Mac said...

I just feel for Wendy. Condemned to regret leaving the comedy transcription game, as she sits violently sticking pins into that Smurf voodoo doll.

John S said...

I remember that episode about the Smurf! It was Judge Wapner's PEOPLE'S COURT, and the Judge had a chance to show off his show biz knowledge. When your former secretary complained that the Smurf was played by a six-foot-tall black man, the judge said, "Who did you think should play the part? Somebody like Billy Barty? You know who he is, Billy Barty?"

emily said...

Remember the good old days, when names were changed to protect the innocent?

Thanks a pantload.

Peter said...

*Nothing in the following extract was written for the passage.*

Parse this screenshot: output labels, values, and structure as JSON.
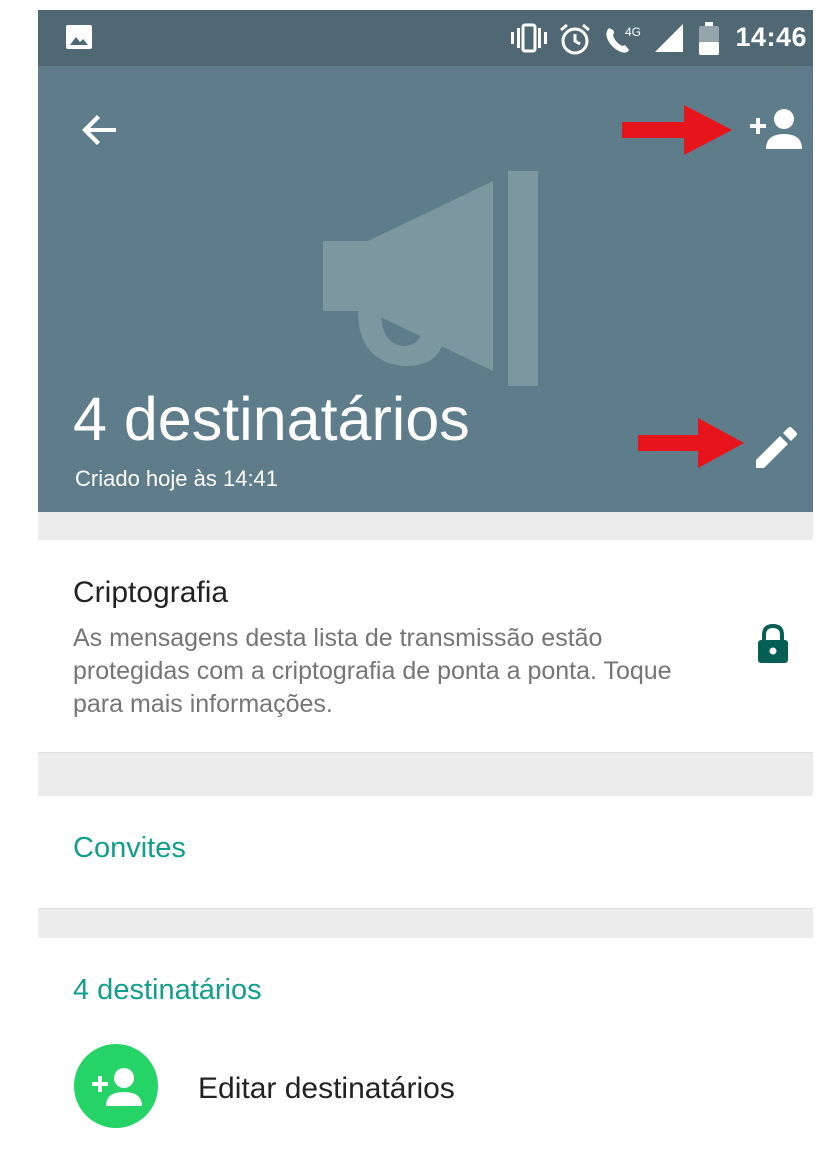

Loved Mrs. Blankenship, too! She brought some wonderful comic relief to the party. I'm mad at Mad Men for kicking her off (though I did enjoy the way the staff slipped her by clients in the meeting room - a perfect comic send off).

David Schwartz said...

I was a male assistant for a writing team in the 1980's that worked on a number of sitcoms of the day. Not Levine and Isaacs, but well known writers just the same. Hmmm... someday maybe I'll blog about the writers escapades like Ken did about his assistants... (actually, there wasn't all that much interesting stuff going on besides rewriting scripts all day long)!